:: About this exercise ::
Nothing in the records may be altered, and no picture may be included. Restate them in full.

:: Entries taken from a collection ::
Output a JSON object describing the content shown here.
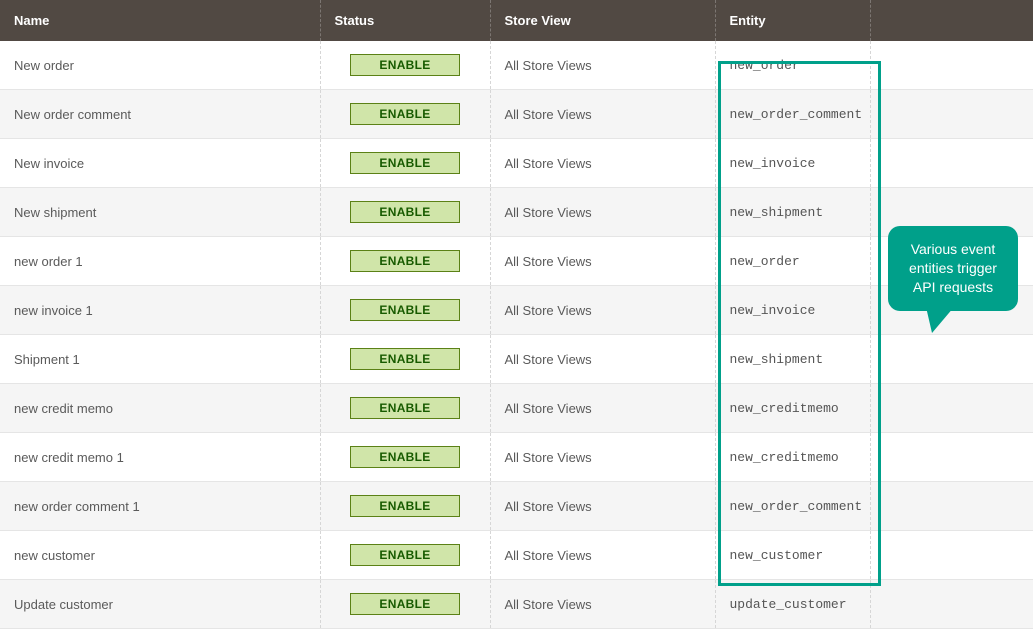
{
  "columns": {
    "name": "Name",
    "status": "Status",
    "store": "Store View",
    "entity": "Entity"
  },
  "status_label": "ENABLE",
  "rows": [
    {
      "name": "New order",
      "store": "All Store Views",
      "entity": "new_order"
    },
    {
      "name": "New order comment",
      "store": "All Store Views",
      "entity": "new_order_comment"
    },
    {
      "name": "New invoice",
      "store": "All Store Views",
      "entity": "new_invoice"
    },
    {
      "name": "New shipment",
      "store": "All Store Views",
      "entity": "new_shipment"
    },
    {
      "name": "new order 1",
      "store": "All Store Views",
      "entity": "new_order"
    },
    {
      "name": "new invoice 1",
      "store": "All Store Views",
      "entity": "new_invoice"
    },
    {
      "name": "Shipment 1",
      "store": "All Store Views",
      "entity": "new_shipment"
    },
    {
      "name": "new credit memo",
      "store": "All Store Views",
      "entity": "new_creditmemo"
    },
    {
      "name": "new credit memo 1",
      "store": "All Store Views",
      "entity": "new_creditmemo"
    },
    {
      "name": "new order comment 1",
      "store": "All Store Views",
      "entity": "new_order_comment"
    },
    {
      "name": "new customer",
      "store": "All Store Views",
      "entity": "new_customer"
    },
    {
      "name": "Update customer",
      "store": "All Store Views",
      "entity": "update_customer"
    }
  ],
  "callout": {
    "text": "Various event entities trigger API requests"
  },
  "colors": {
    "header_bg": "#514943",
    "badge_bg": "#d0e5a9",
    "badge_border": "#5b8116",
    "badge_text": "#185b00",
    "highlight": "#00a08a"
  }
}
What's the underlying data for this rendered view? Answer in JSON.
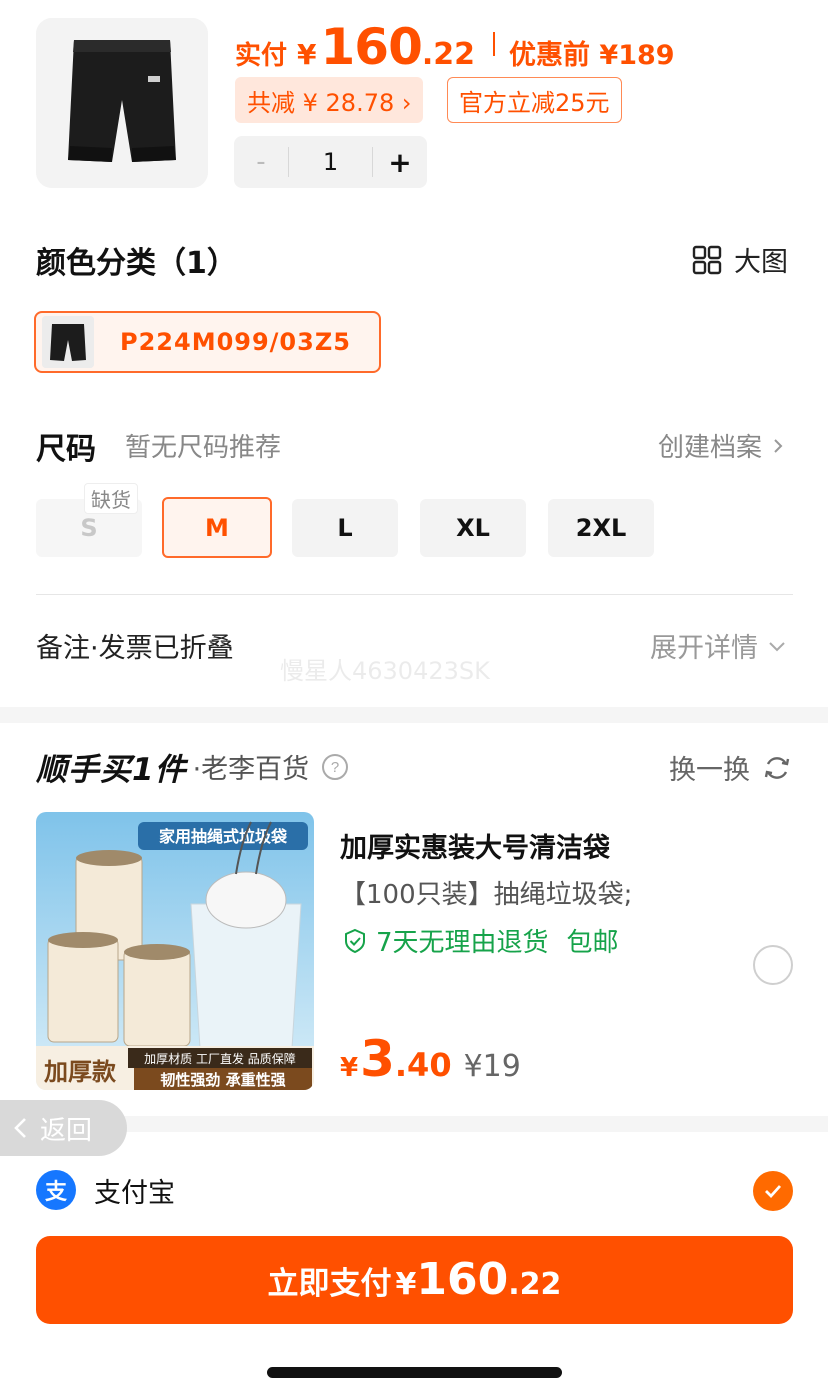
{
  "product": {
    "price_label": "实付",
    "currency": "¥",
    "price_int": "160",
    "price_dec": ".22",
    "original_price": "优惠前 ¥189",
    "total_save": "共减 ¥ 28.78 ›",
    "official_off": "官方立减25元",
    "quantity": "1",
    "minus_label": "-",
    "plus_label": "+"
  },
  "color_section": {
    "title": "颜色分类（1）",
    "big_view_label": "大图",
    "options": [
      {
        "label": "P224M099/03Z5",
        "selected": true
      }
    ]
  },
  "size_section": {
    "title": "尺码",
    "subtitle": "暂无尺码推荐",
    "create_profile": "创建档案",
    "out_of_stock": "缺货",
    "sizes": [
      {
        "label": "S",
        "state": "disabled"
      },
      {
        "label": "M",
        "state": "selected"
      },
      {
        "label": "L",
        "state": "normal"
      },
      {
        "label": "XL",
        "state": "normal"
      },
      {
        "label": "2XL",
        "state": "normal"
      }
    ]
  },
  "remark": {
    "label": "备注·发票已折叠",
    "expand": "展开详情",
    "watermark": "慢星人4630423SK"
  },
  "buy_one": {
    "brand": "顺手买1件",
    "shop": "·老李百货",
    "swap_label": "换一换",
    "item": {
      "image_caption_top": "家用抽绳式垃圾袋",
      "image_caption_left": "加厚款",
      "image_caption_right1": "加厚材质 工厂直发 品质保障",
      "image_caption_right2": "韧性强劲 承重性强",
      "name": "加厚实惠装大号清洁袋",
      "desc": "【100只装】抽绳垃圾袋;",
      "returns": "7天无理由退货",
      "shipping": "包邮",
      "currency": "¥",
      "price_int": "3",
      "price_dec": ".40",
      "original_price": "¥19",
      "selected": false
    }
  },
  "back_label": "返回",
  "payment": {
    "method": "支付宝",
    "method_icon_glyph": "支",
    "selected": true,
    "button_label": "立即支付",
    "currency": "¥",
    "amount_int": "160",
    "amount_dec": ".22"
  },
  "colors": {
    "accent": "#ff5000",
    "green": "#16a34a",
    "alipay": "#1677ff"
  }
}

:: Answer section ::
Output a JSON object describing the content shown here.
{
  "columns": {
    "name": "Name",
    "status": "Status",
    "store": "Store View",
    "entity": "Entity"
  },
  "status_label": "ENABLE",
  "rows": [
    {
      "name": "New order",
      "store": "All Store Views",
      "entity": "new_order"
    },
    {
      "name": "New order comment",
      "store": "All Store Views",
      "entity": "new_order_comment"
    },
    {
      "name": "New invoice",
      "store": "All Store Views",
      "entity": "new_invoice"
    },
    {
      "name": "New shipment",
      "store": "All Store Views",
      "entity": "new_shipment"
    },
    {
      "name": "new order 1",
      "store": "All Store Views",
      "entity": "new_order"
    },
    {
      "name": "new invoice 1",
      "store": "All Store Views",
      "entity": "new_invoice"
    },
    {
      "name": "Shipment 1",
      "store": "All Store Views",
      "entity": "new_shipment"
    },
    {
      "name": "new credit memo",
      "store": "All Store Views",
      "entity": "new_creditmemo"
    },
    {
      "name": "new credit memo 1",
      "store": "All Store Views",
      "entity": "new_creditmemo"
    },
    {
      "name": "new order comment 1",
      "store": "All Store Views",
      "entity": "new_order_comment"
    },
    {
      "name": "new customer",
      "store": "All Store Views",
      "entity": "new_customer"
    },
    {
      "name": "Update customer",
      "store": "All Store Views",
      "entity": "update_customer"
    }
  ],
  "callout": {
    "text": "Various event entities trigger API requests"
  },
  "colors": {
    "header_bg": "#514943",
    "badge_bg": "#d0e5a9",
    "badge_border": "#5b8116",
    "badge_text": "#185b00",
    "highlight": "#00a08a"
  }
}
What's the underlying data for this rendered view? Answer in JSON.
{
  "product": {
    "price_label": "实付",
    "currency": "¥",
    "price_int": "160",
    "price_dec": ".22",
    "original_price": "优惠前 ¥189",
    "total_save": "共减 ¥ 28.78 ›",
    "official_off": "官方立减25元",
    "quantity": "1",
    "minus_label": "-",
    "plus_label": "+"
  },
  "color_section": {
    "title": "颜色分类（1）",
    "big_view_label": "大图",
    "options": [
      {
        "label": "P224M099/03Z5",
        "selected": true
      }
    ]
  },
  "size_section": {
    "title": "尺码",
    "subtitle": "暂无尺码推荐",
    "create_profile": "创建档案",
    "out_of_stock": "缺货",
    "sizes": [
      {
        "label": "S",
        "state": "disabled"
      },
      {
        "label": "M",
        "state": "selected"
      },
      {
        "label": "L",
        "state": "normal"
      },
      {
        "label": "XL",
        "state": "normal"
      },
      {
        "label": "2XL",
        "state": "normal"
      }
    ]
  },
  "remark": {
    "label": "备注·发票已折叠",
    "expand": "展开详情",
    "watermark": "慢星人4630423SK"
  },
  "buy_one": {
    "brand": "顺手买1件",
    "shop": "·老李百货",
    "swap_label": "换一换",
    "item": {
      "image_caption_top": "家用抽绳式垃圾袋",
      "image_caption_left": "加厚款",
      "image_caption_right1": "加厚材质 工厂直发 品质保障",
      "image_caption_right2": "韧性强劲 承重性强",
      "name": "加厚实惠装大号清洁袋",
      "desc": "【100只装】抽绳垃圾袋;",
      "returns": "7天无理由退货",
      "shipping": "包邮",
      "currency": "¥",
      "price_int": "3",
      "price_dec": ".40",
      "original_price": "¥19",
      "selected": false
    }
  },
  "back_label": "返回",
  "payment": {
    "method": "支付宝",
    "method_icon_glyph": "支",
    "selected": true,
    "button_label": "立即支付",
    "currency": "¥",
    "amount_int": "160",
    "amount_dec": ".22"
  },
  "colors": {
    "accent": "#ff5000",
    "green": "#16a34a",
    "alipay": "#1677ff"
  }
}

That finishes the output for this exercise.